Research results to help uncover new ways to combat bacteria

Scientists from Skoltech and research centers in Sweden and Switzerland presented results that help better understand the mechanism of interaction between bacteria and phages — viruses that infect bacterial cells. The discovery can be an important step on the way to develop new ways for fighting infections. The study is published in the Cell Reports journal.

Disease-causing microorganisms become more resistant to antibiotics. Researchers across the world keep searching for new mechanisms to combat pathogenic bacteria — one of them is phage therapy. Bacteriophages are natural “predators” and enemies of bacteria with a high infection specificity. They are harmless to the human organism, have a natural origin, and can be found wherever there is life and bacteria. Phages had been studied more than 100 years ago, but when antibiotics were discovered, the research interest declined.  

“Our laboratory at Skoltech pursues research into the new systems of bacterial immunity. In recent years, bioinformatics has allowed predictions of a plethora of novel antivirus systems and a new field emerged — microbial immunology. Molecular mechanisms for most of those systems have not been uncovered yet, so one of the ways to learn how microbial immunity works is to find out how viruses managed to overcome the defense. The interaction between viruses and bacteria can be described as an arms race: when bacteria acquire a new defense strategy, it exerts great pressure on the opposing side — phages. In turn, phages that somehow acquire resistance to the bacterial immunity should emerge. It initiates a new stage of bacterial adaptation, and such intense competition leads to a wide variety of antiviral systems,” says Head of the Laboratory of Metagenome Analysis and a study co-author Artem Isaev.

Image 1. Laboratory experiments. Credit: Aleksandr Andriianov, a PhD student at Skoltech and the leading author of the study.

The authors studied the BREX (short for BacteRiophage EXclusion) immunity system, a protective mechanism of bacteria against phages, and showed that bacteriophage T3 can infect the BREX culture only when the special enzyme is expressed — the SAM lyase, which destroys S-adenosyl-methionine, an important cell metabolite.

“SAM is used as a donor of methyl groups, which can regulate the expression of genes. In the case of the BREX system, a methyl group also serves as a label, which allows bacteria to distinguish between their own DNA and the non-methylated DNA of the virus. Unexpectedly, the methylation function of BREX was not severely affected, while the BREX protection was completely disrupted by the SAMase expression. We can assume that SAM is also a cofactor necessary for inhibition of the virus infection by the BREX system,” clarifies Artem Isaev.

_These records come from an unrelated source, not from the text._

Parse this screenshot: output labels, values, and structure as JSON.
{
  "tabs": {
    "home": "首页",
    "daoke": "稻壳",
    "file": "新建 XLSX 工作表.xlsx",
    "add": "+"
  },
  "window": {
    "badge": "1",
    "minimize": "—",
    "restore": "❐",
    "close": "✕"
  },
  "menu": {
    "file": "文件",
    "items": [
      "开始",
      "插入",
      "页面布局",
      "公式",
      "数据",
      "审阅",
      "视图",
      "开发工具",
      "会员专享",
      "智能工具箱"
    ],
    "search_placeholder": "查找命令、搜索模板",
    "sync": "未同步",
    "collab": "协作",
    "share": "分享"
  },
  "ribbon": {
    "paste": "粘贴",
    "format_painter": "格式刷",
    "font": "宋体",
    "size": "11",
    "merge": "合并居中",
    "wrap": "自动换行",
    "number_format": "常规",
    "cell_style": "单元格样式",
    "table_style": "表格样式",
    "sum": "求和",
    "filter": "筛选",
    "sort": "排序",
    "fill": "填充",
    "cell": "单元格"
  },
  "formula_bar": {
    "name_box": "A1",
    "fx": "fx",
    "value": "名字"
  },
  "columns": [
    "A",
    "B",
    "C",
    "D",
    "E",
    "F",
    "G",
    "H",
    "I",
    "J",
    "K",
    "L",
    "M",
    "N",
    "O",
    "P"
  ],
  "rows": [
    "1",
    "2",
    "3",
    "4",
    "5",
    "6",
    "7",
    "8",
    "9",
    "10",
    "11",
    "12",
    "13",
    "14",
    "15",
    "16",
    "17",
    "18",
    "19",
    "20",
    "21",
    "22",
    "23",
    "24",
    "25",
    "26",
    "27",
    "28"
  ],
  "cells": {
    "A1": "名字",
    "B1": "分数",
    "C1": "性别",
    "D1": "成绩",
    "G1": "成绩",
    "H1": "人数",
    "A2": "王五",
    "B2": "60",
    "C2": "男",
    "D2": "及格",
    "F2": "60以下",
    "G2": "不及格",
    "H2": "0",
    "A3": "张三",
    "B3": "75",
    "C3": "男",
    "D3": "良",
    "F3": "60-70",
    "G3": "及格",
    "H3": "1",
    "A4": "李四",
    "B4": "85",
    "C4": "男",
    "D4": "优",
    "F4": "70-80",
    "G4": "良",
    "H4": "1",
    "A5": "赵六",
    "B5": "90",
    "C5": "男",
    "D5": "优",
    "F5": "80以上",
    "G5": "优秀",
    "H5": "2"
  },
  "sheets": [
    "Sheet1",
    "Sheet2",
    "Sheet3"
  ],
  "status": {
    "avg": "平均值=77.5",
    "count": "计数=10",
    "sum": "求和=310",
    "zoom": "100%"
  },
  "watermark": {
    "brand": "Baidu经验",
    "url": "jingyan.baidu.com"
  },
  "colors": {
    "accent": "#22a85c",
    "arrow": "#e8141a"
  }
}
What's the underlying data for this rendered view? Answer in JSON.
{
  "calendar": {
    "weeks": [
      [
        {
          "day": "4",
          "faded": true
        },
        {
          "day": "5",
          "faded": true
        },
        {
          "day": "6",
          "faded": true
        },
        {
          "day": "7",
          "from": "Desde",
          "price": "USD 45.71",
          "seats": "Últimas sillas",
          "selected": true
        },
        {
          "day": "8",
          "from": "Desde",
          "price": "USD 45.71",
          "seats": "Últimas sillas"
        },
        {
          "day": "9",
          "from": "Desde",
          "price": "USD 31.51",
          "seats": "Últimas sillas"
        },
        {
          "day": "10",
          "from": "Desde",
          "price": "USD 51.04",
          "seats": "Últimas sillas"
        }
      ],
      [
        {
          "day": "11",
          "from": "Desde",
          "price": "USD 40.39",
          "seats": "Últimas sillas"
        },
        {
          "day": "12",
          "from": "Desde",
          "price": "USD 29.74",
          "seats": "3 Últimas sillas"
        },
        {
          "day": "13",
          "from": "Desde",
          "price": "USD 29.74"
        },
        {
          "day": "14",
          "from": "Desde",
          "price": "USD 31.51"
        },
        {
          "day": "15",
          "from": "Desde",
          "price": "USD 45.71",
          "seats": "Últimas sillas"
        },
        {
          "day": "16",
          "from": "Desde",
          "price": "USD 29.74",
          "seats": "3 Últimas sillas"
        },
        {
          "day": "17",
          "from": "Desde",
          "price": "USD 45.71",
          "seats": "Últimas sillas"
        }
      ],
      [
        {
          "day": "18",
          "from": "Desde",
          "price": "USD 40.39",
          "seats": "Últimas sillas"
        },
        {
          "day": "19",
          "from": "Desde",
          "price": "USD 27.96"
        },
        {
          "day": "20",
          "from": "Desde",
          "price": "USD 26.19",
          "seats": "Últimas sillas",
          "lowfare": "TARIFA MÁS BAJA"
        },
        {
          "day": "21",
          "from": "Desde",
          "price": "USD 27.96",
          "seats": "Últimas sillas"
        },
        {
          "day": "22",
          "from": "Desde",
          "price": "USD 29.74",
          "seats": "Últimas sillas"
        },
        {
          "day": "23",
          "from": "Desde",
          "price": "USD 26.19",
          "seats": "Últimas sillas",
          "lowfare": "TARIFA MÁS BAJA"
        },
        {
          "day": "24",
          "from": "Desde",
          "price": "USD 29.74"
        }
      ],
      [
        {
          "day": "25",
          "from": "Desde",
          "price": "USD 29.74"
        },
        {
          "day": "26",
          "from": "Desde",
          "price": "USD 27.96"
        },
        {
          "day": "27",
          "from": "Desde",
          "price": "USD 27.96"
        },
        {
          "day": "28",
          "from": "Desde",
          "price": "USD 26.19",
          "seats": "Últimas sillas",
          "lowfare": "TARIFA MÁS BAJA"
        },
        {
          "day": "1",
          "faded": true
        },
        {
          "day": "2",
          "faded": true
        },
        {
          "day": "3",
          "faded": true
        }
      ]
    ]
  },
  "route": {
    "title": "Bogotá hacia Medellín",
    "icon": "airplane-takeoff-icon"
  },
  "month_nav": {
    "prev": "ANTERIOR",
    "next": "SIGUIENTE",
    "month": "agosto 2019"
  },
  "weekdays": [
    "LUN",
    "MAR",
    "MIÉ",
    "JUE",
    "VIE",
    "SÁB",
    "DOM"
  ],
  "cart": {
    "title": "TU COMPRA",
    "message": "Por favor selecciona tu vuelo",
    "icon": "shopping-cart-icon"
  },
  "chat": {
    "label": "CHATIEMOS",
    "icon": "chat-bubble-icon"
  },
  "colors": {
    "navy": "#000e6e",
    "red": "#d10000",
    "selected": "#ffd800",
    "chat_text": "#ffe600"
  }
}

Image 2. Structure of the T3 SAMase-E. coli synthase. Credit: Artem Isaev.

According to the researchers, many countries are developing bacteriophage banks and support projects allowing the use of phages for therapeutic purposes. Modification of virus particles might allow the construction of modular bacteriophages effective against a specific pathogenic microorganism detected in the body of a particular patient. 

“We still do not know much about the repertoire of anti-defense proteins encoded by phages, while these proteins are largely responsible for the success of bacterial cells’ infection in the natural environment, considering a huge variety of immune systems present in bacteria (including pathogenic species). Our research contributes to the establishment of the interaction network between viral anti-defense proteins and bacterial immunity systems. It has to be considered at the next stage of the phage therapy development when we will approach the creation of phages capable of killing specific pathogenic bacteria,” adds Artem Isaev.            


Skoltech is a private international university in Russia, cultivating a new generation of leaders in science, technology, and business, conducting research in breakthrough fields, and promoting technological innovation to solve critical problems that face Russia and the world. Skoltech focuses on six priority areas: artificial intelligence, life sciences, health, and agro, advanced materials and engineering, energy efficiency and energy transition, telecommunications, photonics, and quantum technologies, as well as advanced studies. Established in 2011 in collaboration with the Massachusetts Institute of Technology (MIT), Skoltech became the only Russian university to be listed among the leading 100 young universities in the Nature Index in 2019.